IV. Bus Transit Division

Program: Bus transit division (Section 116)


Federal Funds:



Special Revenue Funds:





Program Description:

This appropriation funds subsidies of up to 50 percent of the operating expenses incurred by local public transit systems in urban areas, and up to 60 percent of expenses in communities with populations below 200,000.  Funds can be used for both operating and capital expenses in non-urban areas.

Recommended Action:

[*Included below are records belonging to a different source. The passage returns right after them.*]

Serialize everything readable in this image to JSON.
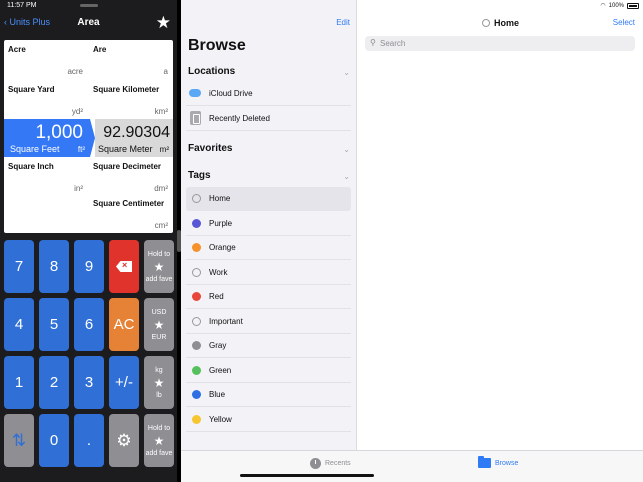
{
  "status": {
    "time": "11:57 PM",
    "battery": "100%"
  },
  "units_app": {
    "back_label": "Units Plus",
    "title": "Area",
    "units_left": [
      {
        "name": "Acre",
        "abbr": "acre"
      },
      {
        "name": "Square Yard",
        "abbr": "yd²"
      },
      {
        "name": "Square Inch",
        "abbr": "in²"
      }
    ],
    "units_right": [
      {
        "name": "Are",
        "abbr": "a"
      },
      {
        "name": "Square Kilometer",
        "abbr": "km²"
      },
      {
        "name": "Square Decimeter",
        "abbr": "dm²"
      },
      {
        "name": "Square Centimeter",
        "abbr": "cm²"
      }
    ],
    "input": {
      "value": "1,000",
      "unit": "Square Feet",
      "abbr": "ft²"
    },
    "output": {
      "value": "92.90304",
      "unit": "Square Meter",
      "abbr": "m²"
    },
    "keys": {
      "k7": "7",
      "k8": "8",
      "k9": "9",
      "k4": "4",
      "k5": "5",
      "k6": "6",
      "k1": "1",
      "k2": "2",
      "k3": "3",
      "k0": "0",
      "dot": ".",
      "ac": "AC",
      "plusminus": "+/-"
    },
    "fav_keys": [
      {
        "top": "Hold to",
        "bottom": "add fave"
      },
      {
        "top": "USD",
        "bottom": "EUR"
      },
      {
        "top": "kg",
        "bottom": "lb"
      },
      {
        "top": "Hold to",
        "bottom": "add fave"
      }
    ]
  },
  "files_app": {
    "edit_label": "Edit",
    "browse_title": "Browse",
    "sections": {
      "locations": "Locations",
      "favorites": "Favorites",
      "tags": "Tags"
    },
    "locations": [
      {
        "label": "iCloud Drive",
        "icon": "cloud-icon"
      },
      {
        "label": "Recently Deleted",
        "icon": "trash-icon"
      }
    ],
    "tags": [
      {
        "label": "Home",
        "color": ""
      },
      {
        "label": "Purple",
        "color": "#5856d6"
      },
      {
        "label": "Orange",
        "color": "#f5922b"
      },
      {
        "label": "Work",
        "color": ""
      },
      {
        "label": "Red",
        "color": "#e8463b"
      },
      {
        "label": "Important",
        "color": ""
      },
      {
        "label": "Gray",
        "color": "#8e8e93"
      },
      {
        "label": "Green",
        "color": "#55c15e"
      },
      {
        "label": "Blue",
        "color": "#2f6fe4"
      },
      {
        "label": "Yellow",
        "color": "#f6c531"
      }
    ],
    "content_title": "Home",
    "select_label": "Select",
    "search_placeholder": "Search",
    "tabs": {
      "recents": "Recents",
      "browse": "Browse"
    }
  }
}
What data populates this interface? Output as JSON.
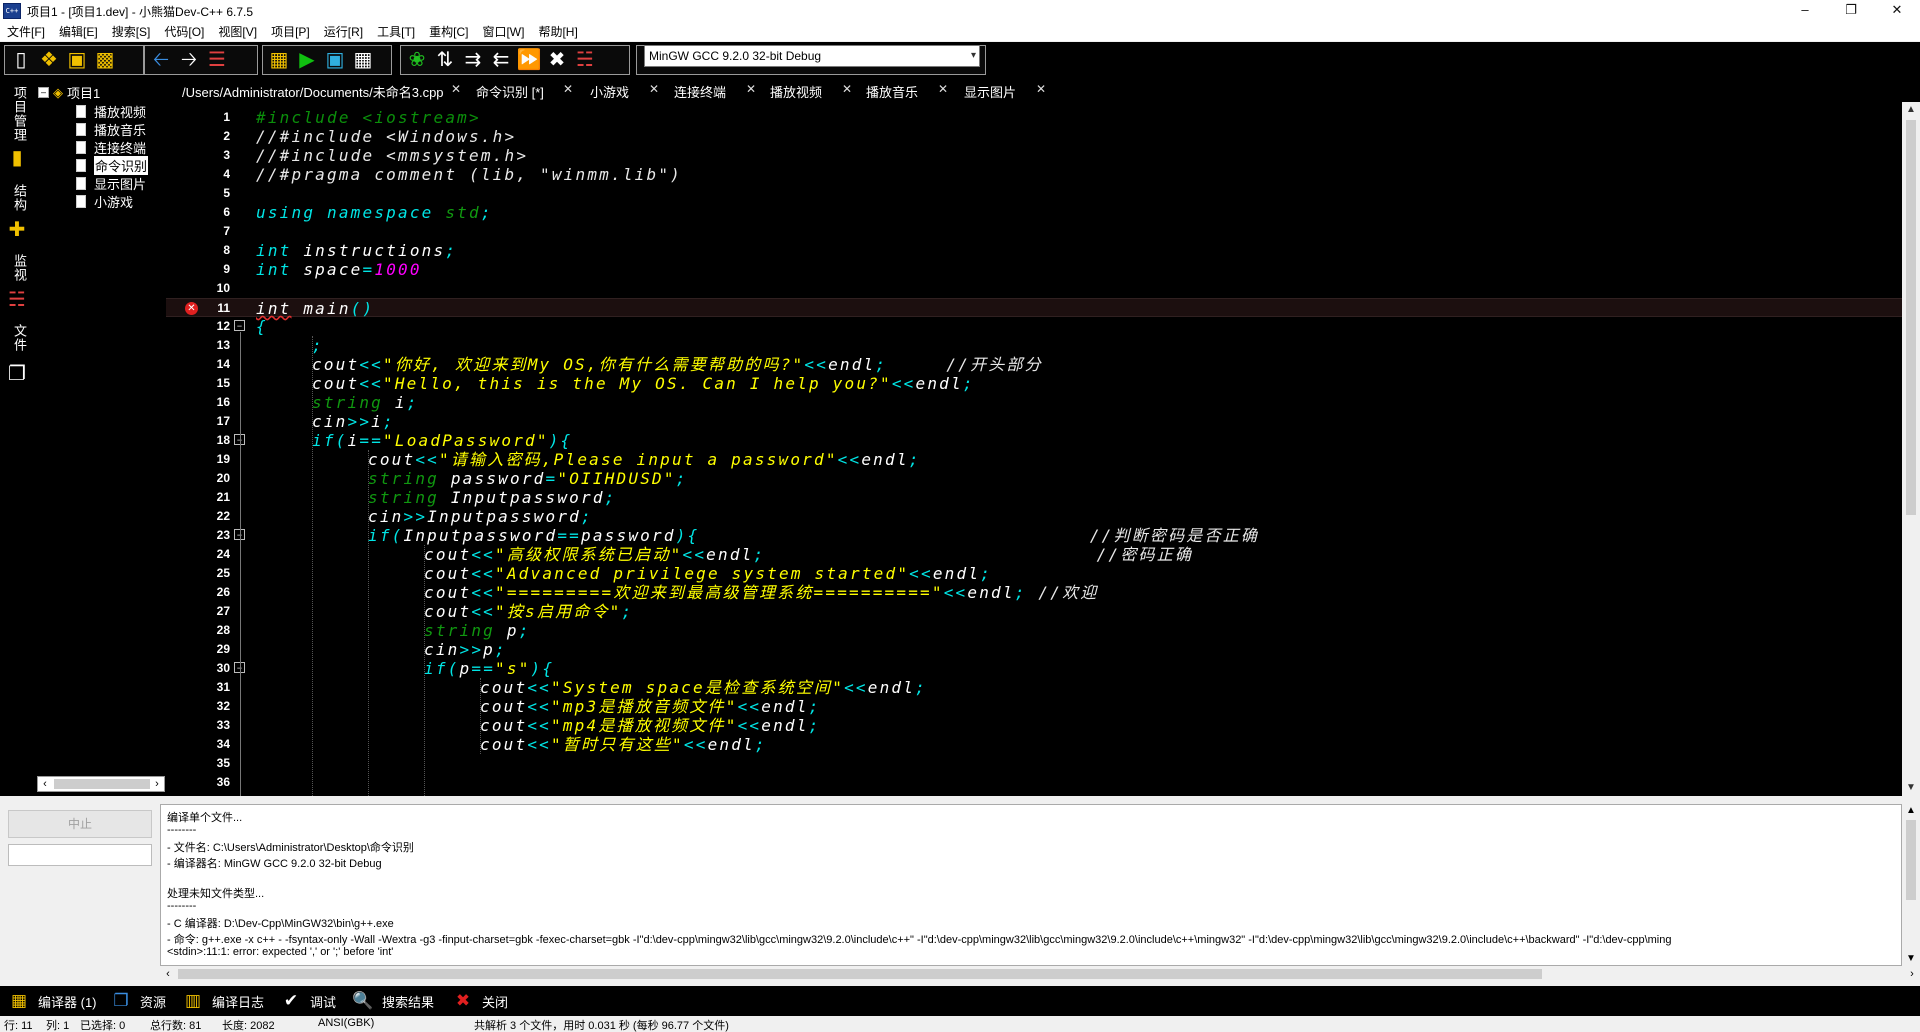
{
  "window": {
    "title": "项目1 - [项目1.dev] - 小熊猫Dev-C++ 6.7.5",
    "app_icon_text": "C++",
    "minimize": "–",
    "maximize": "❐",
    "close": "✕"
  },
  "menu": [
    "文件[F]",
    "编辑[E]",
    "搜索[S]",
    "代码[O]",
    "视图[V]",
    "项目[P]",
    "运行[R]",
    "工具[T]",
    "重构[C]",
    "窗口[W]",
    "帮助[H]"
  ],
  "toolbar": {
    "compiler": "MinGW GCC 9.2.0 32-bit Debug",
    "dropdown_arrow": "▾"
  },
  "side_tabs": {
    "project": "项目管理",
    "structure": "结构",
    "watch": "监视",
    "files": "文件"
  },
  "project_tree": {
    "root": "项目1",
    "toggle": "–",
    "files": [
      "播放视频",
      "播放音乐",
      "连接终端",
      "命令识别",
      "显示图片",
      "小游戏"
    ],
    "selected_index": 3,
    "scroll_left": "‹",
    "scroll_right": "›"
  },
  "editor_tabs": [
    {
      "label": "/Users/Administrator/Documents/未命名3.cpp",
      "close": "✕"
    },
    {
      "label": "命令识别 [*]",
      "close": "✕"
    },
    {
      "label": "小游戏",
      "close": "✕"
    },
    {
      "label": "连接终端",
      "close": "✕"
    },
    {
      "label": "播放视频",
      "close": "✕"
    },
    {
      "label": "播放音乐",
      "close": "✕"
    },
    {
      "label": "显示图片",
      "close": "✕"
    }
  ],
  "editor": {
    "current_line": 11,
    "error_line": 11,
    "lines": [
      {
        "n": 1,
        "indent": 0,
        "tokens": [
          [
            "pp",
            "#include <iostream>"
          ]
        ]
      },
      {
        "n": 2,
        "indent": 0,
        "tokens": [
          [
            "cm",
            "//#include <Windows.h>"
          ]
        ]
      },
      {
        "n": 3,
        "indent": 0,
        "tokens": [
          [
            "cm",
            "//#include <mmsystem.h>"
          ]
        ]
      },
      {
        "n": 4,
        "indent": 0,
        "tokens": [
          [
            "cm",
            "//#pragma comment (lib, \"winmm.lib\")"
          ]
        ]
      },
      {
        "n": 5,
        "indent": 0,
        "tokens": []
      },
      {
        "n": 6,
        "indent": 0,
        "tokens": [
          [
            "kw",
            "using namespace "
          ],
          [
            "std",
            "std"
          ],
          [
            "op",
            ";"
          ]
        ]
      },
      {
        "n": 7,
        "indent": 0,
        "tokens": []
      },
      {
        "n": 8,
        "indent": 0,
        "tokens": [
          [
            "ty",
            "int "
          ],
          [
            "id",
            "instructions"
          ],
          [
            "op",
            ";"
          ]
        ]
      },
      {
        "n": 9,
        "indent": 0,
        "tokens": [
          [
            "ty",
            "int "
          ],
          [
            "id",
            "space"
          ],
          [
            "op",
            "="
          ],
          [
            "num",
            "1000"
          ]
        ]
      },
      {
        "n": 10,
        "indent": 0,
        "tokens": []
      },
      {
        "n": 11,
        "indent": 0,
        "tokens": [
          [
            "err",
            "int"
          ],
          [
            "id",
            " main"
          ],
          [
            "op",
            "()"
          ]
        ]
      },
      {
        "n": 12,
        "indent": 0,
        "fold": "–",
        "tokens": [
          [
            "op",
            "{"
          ]
        ]
      },
      {
        "n": 13,
        "indent": 1,
        "tokens": [
          [
            "op",
            ";"
          ]
        ]
      },
      {
        "n": 14,
        "indent": 1,
        "tokens": [
          [
            "id",
            "cout"
          ],
          [
            "op",
            "<<"
          ],
          [
            "str",
            "\"你好, 欢迎来到My OS,你有什么需要帮助的吗?\""
          ],
          [
            "op",
            "<<"
          ],
          [
            "id",
            "endl"
          ],
          [
            "op",
            ";     "
          ],
          [
            "cm",
            "//开头部分"
          ]
        ]
      },
      {
        "n": 15,
        "indent": 1,
        "tokens": [
          [
            "id",
            "cout"
          ],
          [
            "op",
            "<<"
          ],
          [
            "str",
            "\"Hello, this is the My OS. Can I help you?\""
          ],
          [
            "op",
            "<<"
          ],
          [
            "id",
            "endl"
          ],
          [
            "op",
            ";"
          ]
        ]
      },
      {
        "n": 16,
        "indent": 1,
        "tokens": [
          [
            "gr",
            "string "
          ],
          [
            "id",
            "i"
          ],
          [
            "op",
            ";"
          ]
        ]
      },
      {
        "n": 17,
        "indent": 1,
        "tokens": [
          [
            "id",
            "cin"
          ],
          [
            "op",
            ">>"
          ],
          [
            "id",
            "i"
          ],
          [
            "op",
            ";"
          ]
        ]
      },
      {
        "n": 18,
        "indent": 1,
        "fold": "–",
        "tokens": [
          [
            "kw",
            "if"
          ],
          [
            "op",
            "("
          ],
          [
            "id",
            "i"
          ],
          [
            "op",
            "=="
          ],
          [
            "str",
            "\"LoadPassword\""
          ],
          [
            "op",
            "){"
          ]
        ]
      },
      {
        "n": 19,
        "indent": 2,
        "tokens": [
          [
            "id",
            "cout"
          ],
          [
            "op",
            "<<"
          ],
          [
            "str",
            "\"请输入密码,Please input a password\""
          ],
          [
            "op",
            "<<"
          ],
          [
            "id",
            "endl"
          ],
          [
            "op",
            ";"
          ]
        ]
      },
      {
        "n": 20,
        "indent": 2,
        "tokens": [
          [
            "gr",
            "string "
          ],
          [
            "id",
            "password"
          ],
          [
            "op",
            "="
          ],
          [
            "str",
            "\"OIIHDUSD\""
          ],
          [
            "op",
            ";"
          ]
        ]
      },
      {
        "n": 21,
        "indent": 2,
        "tokens": [
          [
            "gr",
            "string "
          ],
          [
            "id",
            "Inputpassword"
          ],
          [
            "op",
            ";"
          ]
        ]
      },
      {
        "n": 22,
        "indent": 2,
        "tokens": [
          [
            "id",
            "cin"
          ],
          [
            "op",
            ">>"
          ],
          [
            "id",
            "Inputpassword"
          ],
          [
            "op",
            ";"
          ]
        ]
      },
      {
        "n": 23,
        "indent": 2,
        "fold": "–",
        "tokens": [
          [
            "kw",
            "if"
          ],
          [
            "op",
            "("
          ],
          [
            "id",
            "Inputpassword"
          ],
          [
            "op",
            "=="
          ],
          [
            "id",
            "password"
          ],
          [
            "op",
            "){                                 "
          ],
          [
            "cm",
            "//判断密码是否正确"
          ]
        ]
      },
      {
        "n": 24,
        "indent": 3,
        "tokens": [
          [
            "id",
            "cout"
          ],
          [
            "op",
            "<<"
          ],
          [
            "str",
            "\"高级权限系统已启动\""
          ],
          [
            "op",
            "<<"
          ],
          [
            "id",
            "endl"
          ],
          [
            "op",
            ";                            "
          ],
          [
            "cm",
            "//密码正确"
          ]
        ]
      },
      {
        "n": 25,
        "indent": 3,
        "tokens": [
          [
            "id",
            "cout"
          ],
          [
            "op",
            "<<"
          ],
          [
            "str",
            "\"Advanced privilege system started\""
          ],
          [
            "op",
            "<<"
          ],
          [
            "id",
            "endl"
          ],
          [
            "op",
            ";"
          ]
        ]
      },
      {
        "n": 26,
        "indent": 3,
        "tokens": [
          [
            "id",
            "cout"
          ],
          [
            "op",
            "<<"
          ],
          [
            "str",
            "\"=========欢迎来到最高级管理系统==========\""
          ],
          [
            "op",
            "<<"
          ],
          [
            "id",
            "endl"
          ],
          [
            "op",
            "; "
          ],
          [
            "cm",
            "//欢迎"
          ]
        ]
      },
      {
        "n": 27,
        "indent": 3,
        "tokens": [
          [
            "id",
            "cout"
          ],
          [
            "op",
            "<<"
          ],
          [
            "str",
            "\"按s启用命令\""
          ],
          [
            "op",
            ";"
          ]
        ]
      },
      {
        "n": 28,
        "indent": 3,
        "tokens": [
          [
            "gr",
            "string "
          ],
          [
            "id",
            "p"
          ],
          [
            "op",
            ";"
          ]
        ]
      },
      {
        "n": 29,
        "indent": 3,
        "tokens": [
          [
            "id",
            "cin"
          ],
          [
            "op",
            ">>"
          ],
          [
            "id",
            "p"
          ],
          [
            "op",
            ";"
          ]
        ]
      },
      {
        "n": 30,
        "indent": 3,
        "fold": "–",
        "tokens": [
          [
            "kw",
            "if"
          ],
          [
            "op",
            "("
          ],
          [
            "id",
            "p"
          ],
          [
            "op",
            "=="
          ],
          [
            "str",
            "\"s\""
          ],
          [
            "op",
            "){"
          ]
        ]
      },
      {
        "n": 31,
        "indent": 4,
        "tokens": [
          [
            "id",
            "cout"
          ],
          [
            "op",
            "<<"
          ],
          [
            "str",
            "\"System space是检查系统空间\""
          ],
          [
            "op",
            "<<"
          ],
          [
            "id",
            "endl"
          ],
          [
            "op",
            ";"
          ]
        ]
      },
      {
        "n": 32,
        "indent": 4,
        "tokens": [
          [
            "id",
            "cout"
          ],
          [
            "op",
            "<<"
          ],
          [
            "str",
            "\"mp3是播放音频文件\""
          ],
          [
            "op",
            "<<"
          ],
          [
            "id",
            "endl"
          ],
          [
            "op",
            ";"
          ]
        ]
      },
      {
        "n": 33,
        "indent": 4,
        "tokens": [
          [
            "id",
            "cout"
          ],
          [
            "op",
            "<<"
          ],
          [
            "str",
            "\"mp4是播放视频文件\""
          ],
          [
            "op",
            "<<"
          ],
          [
            "id",
            "endl"
          ],
          [
            "op",
            ";"
          ]
        ]
      },
      {
        "n": 34,
        "indent": 4,
        "tokens": [
          [
            "id",
            "cout"
          ],
          [
            "op",
            "<<"
          ],
          [
            "str",
            "\"暂时只有这些\""
          ],
          [
            "op",
            "<<"
          ],
          [
            "id",
            "endl"
          ],
          [
            "op",
            ";"
          ]
        ]
      },
      {
        "n": 35,
        "indent": 0,
        "tokens": []
      },
      {
        "n": 36,
        "indent": 0,
        "tokens": []
      }
    ]
  },
  "bottom": {
    "stop_button": "中止",
    "log_lines": [
      "编译单个文件...",
      "--------",
      "- 文件名: C:\\Users\\Administrator\\Desktop\\命令识别",
      "- 编译器名: MinGW GCC 9.2.0 32-bit Debug",
      "",
      "处理未知文件类型...",
      "--------",
      "- C 编译器: D:\\Dev-Cpp\\MinGW32\\bin\\g++.exe",
      "- 命令: g++.exe -x c++ - -fsyntax-only -Wall -Wextra -g3 -finput-charset=gbk -fexec-charset=gbk -I\"d:\\dev-cpp\\mingw32\\lib\\gcc\\mingw32\\9.2.0\\include\\c++\" -I\"d:\\dev-cpp\\mingw32\\lib\\gcc\\mingw32\\9.2.0\\include\\c++\\mingw32\" -I\"d:\\dev-cpp\\mingw32\\lib\\gcc\\mingw32\\9.2.0\\include\\c++\\backward\" -I\"d:\\dev-cpp\\ming",
      "<stdin>:11:1: error: expected ',' or ';' before 'int'"
    ],
    "tabs": [
      "编译器 (1)",
      "资源",
      "编译日志",
      "调试",
      "搜索结果",
      "关闭"
    ]
  },
  "status": {
    "line": "行: 11",
    "col": "列: 1",
    "selected": "已选择: 0",
    "total": "总行数: 81",
    "length": "长度: 2082",
    "encoding": "ANSI(GBK)",
    "parse": "共解析 3 个文件，用时 0.031 秒 (每秒 96.77 个文件)"
  }
}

This program should be eliminated.  Public transit programs are the most expensive way to move people from one point to another.  They require substantial operating and capital subsidies to remain financially viable in serving their tiny share of the market.  According to the 2000 decennial census, only 4.57 percent of commuters use public transit to get to work, down from 5.12 percent in 1990.  Despite subsidies totaling a half a trillion dollars since 1960, public transit use in America has declined year after year for at least the last four decades.  As low as the national share for public transit is, Michigan’s is even lower.  In the Detroit metropolitan area, only 1.82 percent of commuters used public transit, while only 0.82 percent of commuters used public transit in the Grand Rapids metropolitan area. These compare to 7.43 percent for all metropolitan areas.[7]

Compounding the problem of low use is high cost.  As public monopolies protected from private-sector competition, public transit systems have little incentive to economize, and the consequence is high operating costs. Public transit absorbs 20 percent of all federal transportation spending while carrying less than 5 percent of commuters to work.

State public transit subsidies could be terminated and cities required to operate their own systems on a break-even basis by reducing costs and increasing revenues.  Costs could be reduced by renegotiating labor contracts, dropping underused routes, contracting existing services to more efficient providers, and allowing qualified private operators to compete for passengers.  At the same time, fares could be set to cover newly reduced operating costs.  Savings: $170,300,000.